Bloomberg has the following headline and article:

Home Vacancies Rise as U.S. Ownership Falls to Lowest in Decade.”

Most will take this as bad news, and it is, but not for the reasons many will think.  Most will lament the decline in home ownership, as if it is somehow a slide away from the American dream.  It’s not.

The real problem with the data release is that it shows us that too many still own their own home, and the rate of home ownership is not falling quickly enough.  Bear with me while I explain.

First, we need to agree that not everyone should own their own home.  Some people’s circumstances or personalities are such that home ownership is just not appropriate.  They may need geographic mobility.  Perhaps their income is not steady.  They may lack the discipline home ownership requires.

Once we agree that not everyone should own a home, the question becomes: What is the appropriate percentage of home ownership.  Economic theory gives us no answers, but the data do.  For the United States, it appears that about 65 percent is the highest sustainable rate of home ownership.

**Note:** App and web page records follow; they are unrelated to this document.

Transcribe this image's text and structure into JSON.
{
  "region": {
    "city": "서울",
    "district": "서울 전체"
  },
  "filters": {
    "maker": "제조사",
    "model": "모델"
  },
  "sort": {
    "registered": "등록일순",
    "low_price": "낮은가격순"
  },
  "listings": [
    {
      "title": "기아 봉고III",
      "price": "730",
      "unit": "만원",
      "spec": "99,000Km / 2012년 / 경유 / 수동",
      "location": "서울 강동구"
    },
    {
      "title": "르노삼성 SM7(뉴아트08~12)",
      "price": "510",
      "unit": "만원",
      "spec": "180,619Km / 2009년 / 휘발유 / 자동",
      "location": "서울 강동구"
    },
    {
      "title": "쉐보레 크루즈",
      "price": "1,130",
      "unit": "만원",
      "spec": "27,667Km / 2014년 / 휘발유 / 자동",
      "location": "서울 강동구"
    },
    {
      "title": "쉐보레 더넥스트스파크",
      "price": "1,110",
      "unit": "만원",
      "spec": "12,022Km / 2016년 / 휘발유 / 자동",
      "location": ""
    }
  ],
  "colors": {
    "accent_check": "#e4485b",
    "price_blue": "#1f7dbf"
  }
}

Home ownership rates started climbing above 65 percent in the 1990s, a result of well intentioned and deliberate public policy.  Eventually, America’s home ownership rate exceeded 69 percent.  That is when things began to go seriously wrong.

Unfortunately, governments have been doing their best to prevent or delay us from getting back to the stable 65 percent.  The result is that it has taken us two years to get from our high to today’s 66.9 percent.  Getting under 67 percent is encouraging, but we need more before our real estate markets are healthy.  At the rate we’re going, that could be a while.